“It’s a pretty straightforward calculation,” Feinberg said.
But when it comes to the current pandemic, Feinberg said the impact calculation is not that simple.
“When someone says, ‘You know that the risk of the virus is not as great as the risk of everyone through a deteriorating economy,’ it’s a choice that everyone has to make,” Feinberg said.
In the case of the coronavirus crisis, some economists and policy experts say the pandemic continues to present to many unknowns to use the kind of cold-calculated, cost-benefit analysis that has been used to evaluate the impact of policies such as the federal highway and air quality rules.
“It does not help save the economy if a huge number of people have died or become ill and their lives are changed forever,” said Lisa Heinzerling, who struggled with the regulatory impact on the economy as head of the EPA’s policy office at the beginning of Obama administration.
Northwestern University economists Martin Eichenbaum and Sergio Rebelo and German economist Mathias Trabandt said in a working paper published this week that optimal containment efforts would lead to deeper economic damage and that the recession in the United States was inevitable.

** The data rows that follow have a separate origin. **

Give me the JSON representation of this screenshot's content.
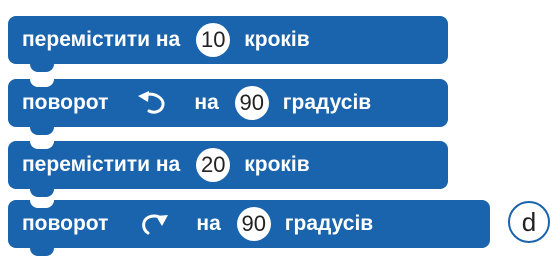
{
  "blocks": [
    {
      "label1": "перемістити на",
      "value": "10",
      "label2": "кроків"
    },
    {
      "label1": "поворот",
      "icon": "rotate-counterclockwise-icon",
      "label_mid": "на",
      "value": "90",
      "label2": "градусів"
    },
    {
      "label1": "перемістити на",
      "value": "20",
      "label2": "кроків"
    },
    {
      "label1": "поворот",
      "icon": "rotate-clockwise-icon",
      "label_mid": "на",
      "value": "90",
      "label2": "градусів"
    }
  ],
  "badge": "d",
  "colors": {
    "block": "#1a63ad",
    "text": "#ffffff"
  }
}
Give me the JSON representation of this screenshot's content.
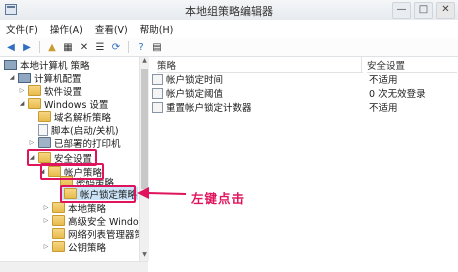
{
  "window": {
    "title": "本地组策略编辑器",
    "buttons": {
      "minimize": "—",
      "maximize": "□",
      "close": "✕"
    }
  },
  "menu": [
    {
      "label": "文件(F)"
    },
    {
      "label": "操作(A)"
    },
    {
      "label": "查看(V)"
    },
    {
      "label": "帮助(H)"
    }
  ],
  "toolbar": {
    "back": "◀",
    "forward": "▶",
    "up": "▲",
    "show_hide": "▦",
    "delete": "✕",
    "properties": "☰",
    "refresh": "⟳",
    "help": "?",
    "view": "▤"
  },
  "tree": [
    {
      "label": "本地计算机 策略",
      "expander": "",
      "icon": "pc"
    },
    {
      "label": "计算机配置",
      "expander": "◢",
      "icon": "pc"
    },
    {
      "label": "软件设置",
      "expander": "▷",
      "icon": "folder"
    },
    {
      "label": "Windows 设置",
      "expander": "◢",
      "icon": "folder"
    },
    {
      "label": "域名解析策略",
      "expander": "",
      "icon": "folder"
    },
    {
      "label": "脚本(启动/关机)",
      "expander": "",
      "icon": "doc"
    },
    {
      "label": "已部署的打印机",
      "expander": "▷",
      "icon": "folder"
    },
    {
      "label": "安全设置",
      "expander": "◢",
      "icon": "folder"
    },
    {
      "label": "帐户策略",
      "expander": "◢",
      "icon": "folder"
    },
    {
      "label": "密码策略",
      "expander": "",
      "icon": "folder"
    },
    {
      "label": "帐户锁定策略",
      "expander": "",
      "icon": "folder"
    },
    {
      "label": "本地策略",
      "expander": "▷",
      "icon": "folder"
    },
    {
      "label": "高级安全 Windov",
      "expander": "▷",
      "icon": "folder"
    },
    {
      "label": "网络列表管理器策",
      "expander": "",
      "icon": "folder"
    },
    {
      "label": "公钥策略",
      "expander": "▷",
      "icon": "folder"
    }
  ],
  "list": {
    "columns": {
      "policy": "策略",
      "setting": "安全设置"
    },
    "rows": [
      {
        "policy": "帐户锁定时间",
        "setting": "不适用"
      },
      {
        "policy": "帐户锁定阈值",
        "setting": "0 次无效登录"
      },
      {
        "policy": "重置帐户锁定计数器",
        "setting": "不适用"
      }
    ]
  },
  "annotation": {
    "text": "左键点击"
  },
  "colors": {
    "highlight": "#e0145c",
    "selection": "#cce4f7"
  }
}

But economists also expected that maintaining social distance work within the U.S.
Going back from efforts to preserve human life in the midst of an event of this scale can also have a huge impact on the confidence of institutions for generations to come, said David Ropeik, a former risk communication instructor at Harvard School of Public Health,
“The benefit of a complete fight against a virus includes reassuring the public that the government is on their side. When fighting that battle, it is reasonable to question whether the government we have set up to protect ourselves from things like this crisis will do, “said Ropeik, author of the book” How Risky Is It Really? ? ”
“The loss of it to protect the economy undermines this belief. How can you price it? ” he asked.
For most people, the new coronavirus causes mild or moderate symptoms, such as fever and cough, that clear up for two to three weeks. For some, especially older adults and people with pre-existing health problems, it can cause more serious illness, including pneumonia and death. The vast majority of people recover.